The reaction was performed in a 3-dram glass vial with constant stirring, and immersed in an ice-water bath. For each reaction, 5100pmol of [14C] Lys-tRNA was added to the glass vial that contained ddH2O and 50mM potassium phosphate (pH 7.0) so that the volume was 750uL and then stirring speed was set. 1.75mL of the ANB-NOS solution was then added to the vial and the stirring speed was adjusted to attain a vigorous vortex. Subsequently, 15uL of freshly prepared 4N KOH was added to the reaction to deprotonate the epsilon-amino group of lysine and initiate the modification process. After exactly 20 seconds, 15uL 4N HOAc was added to the mix to neutralize the base and stop the reaction.
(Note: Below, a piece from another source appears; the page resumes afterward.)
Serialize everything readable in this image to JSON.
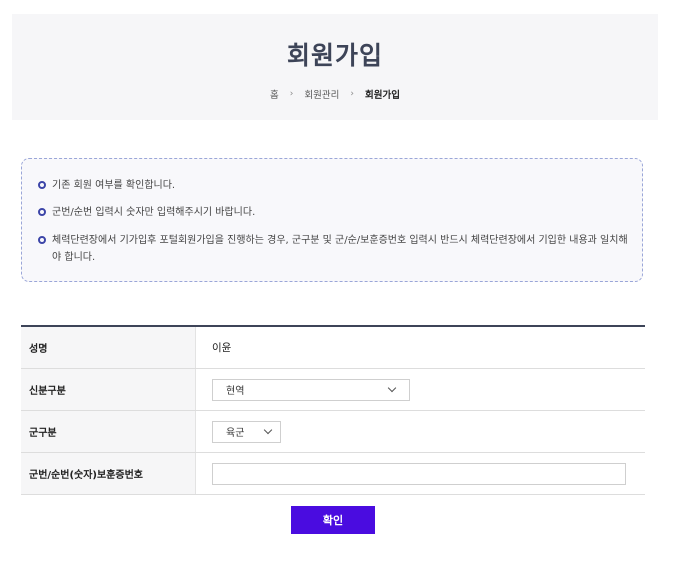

The modified Lys-tRNAs were then prepared for ethanol precipitation by adding 2.5mL of 2M KoAc (pH 5.0), mixed thoroughly using a pasteur pipet and transferred to a SW-28 polyallomer centrifuge tube (Beckman Instruments). The reaction was repeated, and this second labeling reaction was pooled together with the first reaction in the SW-28 tube. The tRNAs were precipitated with 27mL 100% ethanol, mixed using a 25mL glass pipet, covered with parafilm, and then covered with aluminum foil to prevent exposure to light. The Lys-tRNAs were then precipitated overnight at -20°C. The labeled product was spun at 28, 000 rpm using a SW-28 rotor (Beckman Instruments) for 2.5 hours at 4°C. The resultant tRNA pellets were dried at room temperature, and nitrogen gas before being resuspended in buffer A [1mM KOAc (pH 5.0), 5mM MgCl 2 ]. The modified tRNAs were dialyzed three times against buffer A for 2 hours to remove salts and excess dye. The ANB-labeled Lys-tRNA (see Fig. 2 (DWA)) was then aliquoted, covered with aluminum foil and stored at -95°C.
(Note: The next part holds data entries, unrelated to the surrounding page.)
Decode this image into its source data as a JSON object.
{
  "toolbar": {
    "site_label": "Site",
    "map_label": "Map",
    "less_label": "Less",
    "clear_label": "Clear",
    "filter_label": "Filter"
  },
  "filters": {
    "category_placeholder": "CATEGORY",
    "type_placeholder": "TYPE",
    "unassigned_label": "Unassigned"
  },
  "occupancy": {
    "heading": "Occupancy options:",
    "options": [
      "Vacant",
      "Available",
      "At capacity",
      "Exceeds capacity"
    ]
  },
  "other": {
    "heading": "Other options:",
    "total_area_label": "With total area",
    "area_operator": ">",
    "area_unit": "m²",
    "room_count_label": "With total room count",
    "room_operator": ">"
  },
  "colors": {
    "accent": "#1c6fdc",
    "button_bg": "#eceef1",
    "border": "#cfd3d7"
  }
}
Characterization of epsilon-ANB-Lys-tRNA

epsilon-ANB-Lys-tRNA was normally characterized prior to its use in photocrosslinking experiments. Typically, 2uL of the dialyzed ANB-Lys-tRNA was aliquoted into each of four duplicate tubes, then diluted to 400uL with buffer A. Two tubes were used to measure the absorbance at 260 nm to obtain the tRNA concentration, while the remaining two tubes were used in scintillation counting to determine the amount of [14C]Lys-tRNA. Typically, my ANB-Lys-tRNAs preparations had specific activities that ranged from 500-1100 pmol [14C]-Lys/A260 U. The decrease in the specific activity after modification was presumed to be caused by the absorption of the ultraviolet radiation by the photoreactive probe and increase the apparent absorption at 260nm.
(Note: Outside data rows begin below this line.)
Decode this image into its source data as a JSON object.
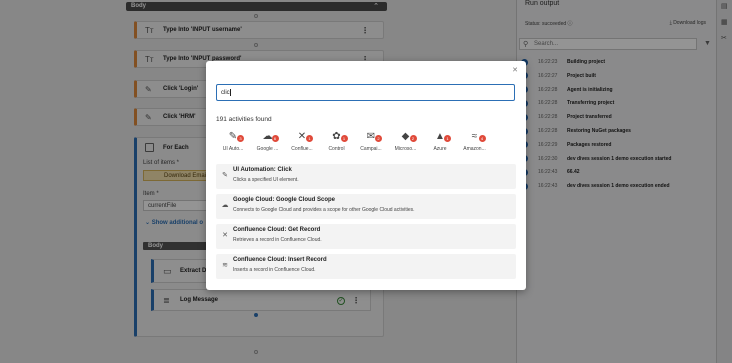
{
  "canvas": {
    "body_label": "Body",
    "activities": [
      {
        "label": "Type Into 'INPUT username'"
      },
      {
        "label": "Type Into 'INPUT password'"
      },
      {
        "label": "Click 'Login'"
      },
      {
        "label": "Click 'HRM'"
      }
    ],
    "foreach": {
      "title": "For Each",
      "list_label": "List of items *",
      "list_value": "Download Email",
      "item_label": "Item *",
      "item_value": "currentFile",
      "show_more": "Show additional o",
      "inner_body": "Body",
      "inner_activities": [
        {
          "label": "Extract D"
        },
        {
          "label": "Log Message"
        }
      ]
    }
  },
  "run_output": {
    "title": "Run output",
    "status": "Status: succeeded",
    "download_logs": "Download logs",
    "search_placeholder": "Search...",
    "logs": [
      {
        "time": "16:22:23",
        "message": "Building project"
      },
      {
        "time": "16:22:27",
        "message": "Project built"
      },
      {
        "time": "16:22:28",
        "message": "Agent is initializing"
      },
      {
        "time": "16:22:28",
        "message": "Transferring project"
      },
      {
        "time": "16:22:28",
        "message": "Project transferred"
      },
      {
        "time": "16:22:28",
        "message": "Restoring NuGet packages"
      },
      {
        "time": "16:22:29",
        "message": "Packages restored"
      },
      {
        "time": "16:22:30",
        "message": "dev dives session 1 demo execution started"
      },
      {
        "time": "16:22:43",
        "message": "66.42"
      },
      {
        "time": "16:22:43",
        "message": "dev dives session 1 demo execution ended"
      }
    ]
  },
  "modal": {
    "search_value": "clic",
    "results_count": "191 activities found",
    "categories": [
      {
        "label": "UI Auto...",
        "icon": "✎",
        "badge": "3"
      },
      {
        "label": "Google ...",
        "icon": "☁",
        "badge": "6"
      },
      {
        "label": "Conflue...",
        "icon": "✕",
        "badge": "1"
      },
      {
        "label": "Control",
        "icon": "✿",
        "badge": "1"
      },
      {
        "label": "Campai...",
        "icon": "✉",
        "badge": "2"
      },
      {
        "label": "Microso...",
        "icon": "◆",
        "badge": "2"
      },
      {
        "label": "Azure",
        "icon": "▲",
        "badge": "1"
      },
      {
        "label": "Amazon...",
        "icon": "≈",
        "badge": "4"
      }
    ],
    "results": [
      {
        "title": "UI Automation: Click",
        "desc": "Clicks a specified UI element.",
        "icon": "✎"
      },
      {
        "title": "Google Cloud: Google Cloud Scope",
        "desc": "Connects to Google Cloud and provides a scope for other Google Cloud activities.",
        "icon": "☁"
      },
      {
        "title": "Confluence Cloud: Get Record",
        "desc": "Retrieves a record in Confluence Cloud.",
        "icon": "✕"
      },
      {
        "title": "Confluence Cloud: Insert Record",
        "desc": "Inserts a record in Confluence Cloud.",
        "icon": "≋"
      }
    ],
    "accent": "#2c6fb5"
  }
}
The chemical purity of ANB-Lys-tRNA (~15000 dpm) was assayed by paper electrophoresis as described earlier (Johnson et al., 1976). Briefly, epsilon-ANB-Lys-tRNA (~15000 dpm) was hydrolyzed in 50mM triethylamine (final concentration) at 37°C for 1.5 hours or overnight and dried under nitrogen gas(or 25000 cpm in 2uL ; add 2uL of 100mM (14uL/mL), 98% triethylamine, freshly made, at 37°C for 1.5 hours or overnight and dried under nitrogen gas). The sample was resuspended in water and spotted onto electrophoresis paper (Whatmann) at the origin (20 cm from the anode, 80cm from the cathode). Free 0.1M lysine, Nalpha-acetyl-Lys(which was not used) and 2mg/mL of Nepsilon-acetyl-Lys standards were also spotted onto the same electrophoresis paper at different lanes and all samples were separated in buffer B [10% (v/v) glacial acetic acid/1% (v/v) pyridine] at 25 V/cm for 3 hours. After drying overnight, the sample lane was cut into one hundred 1 cm strips and then counted in a liquid scintillation counter, while the standards were stained with ninhydrin to determined the respective position of the unlabeled, alpha-labeled and epsilon-labeled lysine. Typically, greater than 82% of the Lys was labeled ANB at the epsilon-amino group of Lys, while <3% was labeled at the alpha-amino group, and <12% remained unmodified. A typical profile of an ANB-Lys-tRNA sample that was separated by paper electrophoresis is shown in Fig. 3 (see DWA).